Tuesday, October 23, 2012

Cyberspace and Cybersecurity: Archive Post A

As of the start of this blog, I am in my second course for my Masters of Science in Cybersecurity. This is an archived posting from the first course.

Topic - Operating Systems and Access Control
Discuss one aspect of access control (e.g., file access rights, privileges, ACL, etc.) in ensuring operating system security.

From March 23, 2012.

The According to Vacca, access control lists (ACL) provide access to certain resources and can be used for both physical access and electronic. "Implementing ACLs prevents end users from being able to access sensitive company information and helps them perform the jobs better by not giving them access to information that can act as a distraction" (Vacca, 2009, p257)

The Microsoft Windows operating systems use ACLs to protect securable objects such as files, directories, and registry keys. The ACLs are lists of access control entries, ACEs, which identify a trustee "and specifies the access rights allowed, denied, or audited for that trustee" (Microsoft, 2012) It actually uses two separate lists per object, discretionary access control list (DACL) and system access control list (SACL). The first is for controlling who accesses an object and the second is to log attempts to access the object. (Microsoft, 2012)

Whenever access to a securable object is attempted, the process accessing it is compared against the ACEs in the DACL. If there is no DACL associated with the object, everyone is granted access. When their is a DACL with no entries, everyone is denied access. Otherwise, the process is granted access if and only if there is no ACE denying it access and there is an ACE granting it.

The ACEs of the SACL for the object "specifies the types of access attempts by a specified trustee that cause the system to generate a record in the security event log. An ACE in a SACL can generate audit records when an access attempt fails, when it succeeds, or both" (Microsoft, 2012).

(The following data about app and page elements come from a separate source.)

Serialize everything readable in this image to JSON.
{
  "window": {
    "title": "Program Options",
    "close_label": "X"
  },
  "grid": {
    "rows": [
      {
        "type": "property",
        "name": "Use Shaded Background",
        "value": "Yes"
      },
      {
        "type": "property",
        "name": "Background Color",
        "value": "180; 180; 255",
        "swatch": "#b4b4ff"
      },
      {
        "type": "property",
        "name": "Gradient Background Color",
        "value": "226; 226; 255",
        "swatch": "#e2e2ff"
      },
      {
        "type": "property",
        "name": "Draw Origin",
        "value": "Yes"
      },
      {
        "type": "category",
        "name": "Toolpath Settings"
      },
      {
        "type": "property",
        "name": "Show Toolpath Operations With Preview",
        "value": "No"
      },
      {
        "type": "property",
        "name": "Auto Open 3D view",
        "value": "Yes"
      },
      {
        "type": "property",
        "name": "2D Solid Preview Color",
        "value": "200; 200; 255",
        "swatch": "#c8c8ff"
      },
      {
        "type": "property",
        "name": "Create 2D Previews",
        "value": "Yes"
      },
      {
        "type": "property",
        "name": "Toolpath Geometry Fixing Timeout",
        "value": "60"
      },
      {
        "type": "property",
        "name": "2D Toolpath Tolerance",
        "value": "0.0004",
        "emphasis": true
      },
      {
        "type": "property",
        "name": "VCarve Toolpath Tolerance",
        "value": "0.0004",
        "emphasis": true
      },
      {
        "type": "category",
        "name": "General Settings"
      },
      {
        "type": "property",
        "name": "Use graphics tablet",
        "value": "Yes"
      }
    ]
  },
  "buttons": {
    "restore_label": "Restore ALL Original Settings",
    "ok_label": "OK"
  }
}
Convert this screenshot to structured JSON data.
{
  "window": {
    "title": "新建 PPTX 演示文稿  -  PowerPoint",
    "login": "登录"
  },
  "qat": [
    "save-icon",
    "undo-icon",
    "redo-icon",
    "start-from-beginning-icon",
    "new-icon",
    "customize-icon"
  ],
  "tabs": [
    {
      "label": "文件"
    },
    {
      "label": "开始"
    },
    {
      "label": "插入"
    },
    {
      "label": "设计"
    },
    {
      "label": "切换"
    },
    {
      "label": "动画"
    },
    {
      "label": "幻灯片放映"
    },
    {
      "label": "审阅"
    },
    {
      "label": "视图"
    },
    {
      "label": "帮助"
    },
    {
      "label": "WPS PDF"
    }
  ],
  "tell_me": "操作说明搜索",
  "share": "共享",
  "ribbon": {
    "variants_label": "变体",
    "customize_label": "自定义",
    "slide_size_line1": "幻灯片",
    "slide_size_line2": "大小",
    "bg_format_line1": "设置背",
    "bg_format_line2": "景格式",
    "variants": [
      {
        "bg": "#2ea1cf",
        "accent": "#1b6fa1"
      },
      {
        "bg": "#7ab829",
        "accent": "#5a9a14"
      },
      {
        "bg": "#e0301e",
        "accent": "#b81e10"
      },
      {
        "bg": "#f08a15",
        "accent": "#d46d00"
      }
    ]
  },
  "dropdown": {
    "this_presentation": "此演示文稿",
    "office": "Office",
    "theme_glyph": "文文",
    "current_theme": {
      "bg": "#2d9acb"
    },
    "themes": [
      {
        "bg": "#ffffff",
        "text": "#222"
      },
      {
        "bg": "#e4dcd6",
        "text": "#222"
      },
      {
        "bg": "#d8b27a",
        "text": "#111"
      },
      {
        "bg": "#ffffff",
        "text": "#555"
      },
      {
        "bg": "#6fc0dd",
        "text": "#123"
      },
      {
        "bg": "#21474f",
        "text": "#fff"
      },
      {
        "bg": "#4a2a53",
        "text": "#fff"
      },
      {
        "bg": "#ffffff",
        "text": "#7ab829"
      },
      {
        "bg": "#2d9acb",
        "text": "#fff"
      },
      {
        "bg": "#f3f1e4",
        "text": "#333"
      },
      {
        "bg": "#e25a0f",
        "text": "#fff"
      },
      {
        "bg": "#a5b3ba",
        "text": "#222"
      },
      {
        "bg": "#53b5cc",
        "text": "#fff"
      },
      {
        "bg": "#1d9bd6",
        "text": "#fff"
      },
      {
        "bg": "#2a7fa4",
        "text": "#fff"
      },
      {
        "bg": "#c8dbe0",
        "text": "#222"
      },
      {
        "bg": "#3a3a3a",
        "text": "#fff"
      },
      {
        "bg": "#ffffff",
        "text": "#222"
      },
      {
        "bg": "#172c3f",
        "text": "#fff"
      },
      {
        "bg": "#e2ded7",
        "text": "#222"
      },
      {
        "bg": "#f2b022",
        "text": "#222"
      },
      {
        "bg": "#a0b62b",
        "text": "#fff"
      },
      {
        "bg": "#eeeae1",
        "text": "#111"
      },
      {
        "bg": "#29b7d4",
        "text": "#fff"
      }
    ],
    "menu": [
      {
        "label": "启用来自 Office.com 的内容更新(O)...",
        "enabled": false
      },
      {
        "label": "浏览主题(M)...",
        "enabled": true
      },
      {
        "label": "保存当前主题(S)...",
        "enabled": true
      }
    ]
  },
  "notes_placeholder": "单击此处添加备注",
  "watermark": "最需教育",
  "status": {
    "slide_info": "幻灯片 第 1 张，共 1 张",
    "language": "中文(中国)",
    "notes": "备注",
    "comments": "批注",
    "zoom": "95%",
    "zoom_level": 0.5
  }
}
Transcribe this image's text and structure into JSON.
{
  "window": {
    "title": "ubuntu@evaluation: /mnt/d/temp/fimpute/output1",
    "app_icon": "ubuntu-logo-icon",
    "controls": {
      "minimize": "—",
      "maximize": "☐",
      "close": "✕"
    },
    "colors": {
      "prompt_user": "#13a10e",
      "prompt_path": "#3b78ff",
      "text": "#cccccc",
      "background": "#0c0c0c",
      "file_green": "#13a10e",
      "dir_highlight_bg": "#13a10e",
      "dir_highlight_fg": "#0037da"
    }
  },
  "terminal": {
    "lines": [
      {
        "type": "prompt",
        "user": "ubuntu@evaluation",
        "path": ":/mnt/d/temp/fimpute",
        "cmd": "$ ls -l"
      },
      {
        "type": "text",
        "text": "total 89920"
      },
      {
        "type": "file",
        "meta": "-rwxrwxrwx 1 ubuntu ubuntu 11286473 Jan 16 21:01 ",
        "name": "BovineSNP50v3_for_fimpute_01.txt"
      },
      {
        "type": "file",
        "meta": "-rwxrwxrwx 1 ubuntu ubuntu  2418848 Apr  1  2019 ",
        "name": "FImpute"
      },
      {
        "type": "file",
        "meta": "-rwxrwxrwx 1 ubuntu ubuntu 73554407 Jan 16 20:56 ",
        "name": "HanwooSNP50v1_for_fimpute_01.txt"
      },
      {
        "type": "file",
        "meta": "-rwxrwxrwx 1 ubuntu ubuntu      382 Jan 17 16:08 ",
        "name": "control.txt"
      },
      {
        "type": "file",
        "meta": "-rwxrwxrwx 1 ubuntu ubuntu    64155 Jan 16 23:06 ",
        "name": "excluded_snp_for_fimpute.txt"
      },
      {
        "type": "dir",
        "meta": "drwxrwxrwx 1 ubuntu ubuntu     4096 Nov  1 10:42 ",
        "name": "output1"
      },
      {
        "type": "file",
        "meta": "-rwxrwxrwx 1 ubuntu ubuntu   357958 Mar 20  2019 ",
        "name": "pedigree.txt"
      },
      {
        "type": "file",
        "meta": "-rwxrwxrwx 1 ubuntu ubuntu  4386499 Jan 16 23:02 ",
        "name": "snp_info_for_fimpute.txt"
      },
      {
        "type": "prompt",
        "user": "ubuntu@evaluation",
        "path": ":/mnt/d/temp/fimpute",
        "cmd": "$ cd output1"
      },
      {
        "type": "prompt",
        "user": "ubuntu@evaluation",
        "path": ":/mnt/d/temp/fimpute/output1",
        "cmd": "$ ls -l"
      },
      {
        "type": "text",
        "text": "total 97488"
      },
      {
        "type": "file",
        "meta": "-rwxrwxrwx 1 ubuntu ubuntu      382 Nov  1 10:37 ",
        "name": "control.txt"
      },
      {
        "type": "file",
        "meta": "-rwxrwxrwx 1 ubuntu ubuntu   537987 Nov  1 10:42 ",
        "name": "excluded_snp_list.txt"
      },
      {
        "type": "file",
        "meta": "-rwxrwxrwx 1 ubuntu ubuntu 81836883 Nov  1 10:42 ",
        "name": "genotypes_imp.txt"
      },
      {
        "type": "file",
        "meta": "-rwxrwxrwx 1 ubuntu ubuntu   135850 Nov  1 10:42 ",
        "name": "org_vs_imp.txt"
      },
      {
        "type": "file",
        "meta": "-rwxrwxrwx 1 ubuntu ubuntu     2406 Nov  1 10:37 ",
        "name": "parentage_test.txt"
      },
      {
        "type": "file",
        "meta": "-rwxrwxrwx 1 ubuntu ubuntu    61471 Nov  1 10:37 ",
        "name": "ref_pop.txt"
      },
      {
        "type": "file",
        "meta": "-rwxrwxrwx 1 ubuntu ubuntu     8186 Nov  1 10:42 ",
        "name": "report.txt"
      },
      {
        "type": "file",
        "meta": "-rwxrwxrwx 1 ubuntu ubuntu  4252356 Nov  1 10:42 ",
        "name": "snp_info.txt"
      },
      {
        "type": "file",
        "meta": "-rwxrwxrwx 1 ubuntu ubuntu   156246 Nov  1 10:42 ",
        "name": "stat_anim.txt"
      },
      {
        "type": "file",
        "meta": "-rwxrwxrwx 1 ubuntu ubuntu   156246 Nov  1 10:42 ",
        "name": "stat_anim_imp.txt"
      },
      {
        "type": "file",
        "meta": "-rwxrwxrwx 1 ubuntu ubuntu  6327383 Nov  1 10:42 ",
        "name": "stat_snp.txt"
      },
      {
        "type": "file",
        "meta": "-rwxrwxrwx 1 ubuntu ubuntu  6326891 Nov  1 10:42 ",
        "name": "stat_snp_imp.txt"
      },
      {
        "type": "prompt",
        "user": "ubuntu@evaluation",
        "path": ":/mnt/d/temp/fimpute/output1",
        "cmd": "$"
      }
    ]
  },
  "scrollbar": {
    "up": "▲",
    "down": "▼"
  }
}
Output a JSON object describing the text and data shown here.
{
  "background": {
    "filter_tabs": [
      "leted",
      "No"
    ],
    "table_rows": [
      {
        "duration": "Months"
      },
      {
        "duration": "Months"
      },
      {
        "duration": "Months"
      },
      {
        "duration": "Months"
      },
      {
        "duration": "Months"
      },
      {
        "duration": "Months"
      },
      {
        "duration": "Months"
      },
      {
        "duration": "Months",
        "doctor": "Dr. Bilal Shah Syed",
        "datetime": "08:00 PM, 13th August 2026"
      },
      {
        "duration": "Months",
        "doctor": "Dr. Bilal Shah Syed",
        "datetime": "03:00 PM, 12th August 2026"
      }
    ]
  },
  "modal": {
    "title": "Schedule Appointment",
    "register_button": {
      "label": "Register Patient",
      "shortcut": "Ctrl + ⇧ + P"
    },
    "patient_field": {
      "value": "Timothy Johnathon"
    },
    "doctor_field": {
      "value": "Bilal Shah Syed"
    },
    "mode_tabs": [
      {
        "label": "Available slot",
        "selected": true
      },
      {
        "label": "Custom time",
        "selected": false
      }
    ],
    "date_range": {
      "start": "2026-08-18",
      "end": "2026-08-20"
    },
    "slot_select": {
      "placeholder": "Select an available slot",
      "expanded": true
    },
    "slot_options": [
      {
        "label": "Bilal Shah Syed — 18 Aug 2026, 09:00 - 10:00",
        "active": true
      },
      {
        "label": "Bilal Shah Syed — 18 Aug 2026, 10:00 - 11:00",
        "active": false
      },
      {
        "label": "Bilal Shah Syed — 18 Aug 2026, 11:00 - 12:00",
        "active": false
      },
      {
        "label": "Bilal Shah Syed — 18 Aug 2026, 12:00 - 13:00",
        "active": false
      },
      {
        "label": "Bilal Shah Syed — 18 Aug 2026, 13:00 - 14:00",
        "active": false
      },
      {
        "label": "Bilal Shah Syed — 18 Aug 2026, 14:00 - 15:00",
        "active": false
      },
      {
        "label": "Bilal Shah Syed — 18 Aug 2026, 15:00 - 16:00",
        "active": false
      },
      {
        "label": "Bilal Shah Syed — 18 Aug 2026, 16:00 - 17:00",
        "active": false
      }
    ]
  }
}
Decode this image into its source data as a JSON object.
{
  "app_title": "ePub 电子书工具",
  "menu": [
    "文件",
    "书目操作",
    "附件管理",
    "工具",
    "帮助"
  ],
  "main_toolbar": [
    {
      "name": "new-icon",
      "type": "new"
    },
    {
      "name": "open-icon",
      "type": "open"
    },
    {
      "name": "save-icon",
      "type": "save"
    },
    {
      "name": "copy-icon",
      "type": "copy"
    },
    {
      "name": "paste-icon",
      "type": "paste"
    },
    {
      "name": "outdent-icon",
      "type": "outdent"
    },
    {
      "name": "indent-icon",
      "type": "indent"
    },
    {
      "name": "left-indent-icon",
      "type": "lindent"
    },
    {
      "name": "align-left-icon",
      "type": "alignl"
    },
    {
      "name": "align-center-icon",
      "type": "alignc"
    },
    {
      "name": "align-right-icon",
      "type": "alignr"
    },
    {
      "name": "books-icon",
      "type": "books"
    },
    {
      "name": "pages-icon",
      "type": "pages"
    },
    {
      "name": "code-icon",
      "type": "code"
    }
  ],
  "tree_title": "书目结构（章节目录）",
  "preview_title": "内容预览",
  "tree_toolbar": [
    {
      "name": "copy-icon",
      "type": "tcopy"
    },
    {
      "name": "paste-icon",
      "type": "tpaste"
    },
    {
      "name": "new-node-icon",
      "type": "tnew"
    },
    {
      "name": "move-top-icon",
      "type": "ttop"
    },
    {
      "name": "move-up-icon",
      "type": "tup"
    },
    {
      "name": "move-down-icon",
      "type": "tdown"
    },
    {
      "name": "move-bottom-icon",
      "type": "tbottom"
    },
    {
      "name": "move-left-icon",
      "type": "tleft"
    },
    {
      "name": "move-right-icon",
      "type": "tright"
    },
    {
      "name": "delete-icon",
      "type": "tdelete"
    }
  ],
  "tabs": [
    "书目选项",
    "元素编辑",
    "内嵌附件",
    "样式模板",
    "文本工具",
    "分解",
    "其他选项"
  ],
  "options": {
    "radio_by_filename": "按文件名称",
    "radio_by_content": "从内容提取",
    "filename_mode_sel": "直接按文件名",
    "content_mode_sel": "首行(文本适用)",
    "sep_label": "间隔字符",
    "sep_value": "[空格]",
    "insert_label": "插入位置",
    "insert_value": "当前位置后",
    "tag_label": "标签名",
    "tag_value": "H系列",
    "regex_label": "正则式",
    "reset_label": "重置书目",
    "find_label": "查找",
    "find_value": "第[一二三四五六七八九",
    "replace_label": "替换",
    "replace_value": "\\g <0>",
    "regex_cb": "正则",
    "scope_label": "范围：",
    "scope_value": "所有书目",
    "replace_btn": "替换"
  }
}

Microsoft. (2012) Access Control Lists. Retrieved from http://msdn.microsoft.com/en-us/library/windows/desktop/aa374872%28v=vs.85%29.aspx

Vacca, J. R. (2009). Computer and Information Security Handbook. Burlington, MA: Morgan Kaufman

No comments:

Post a Comment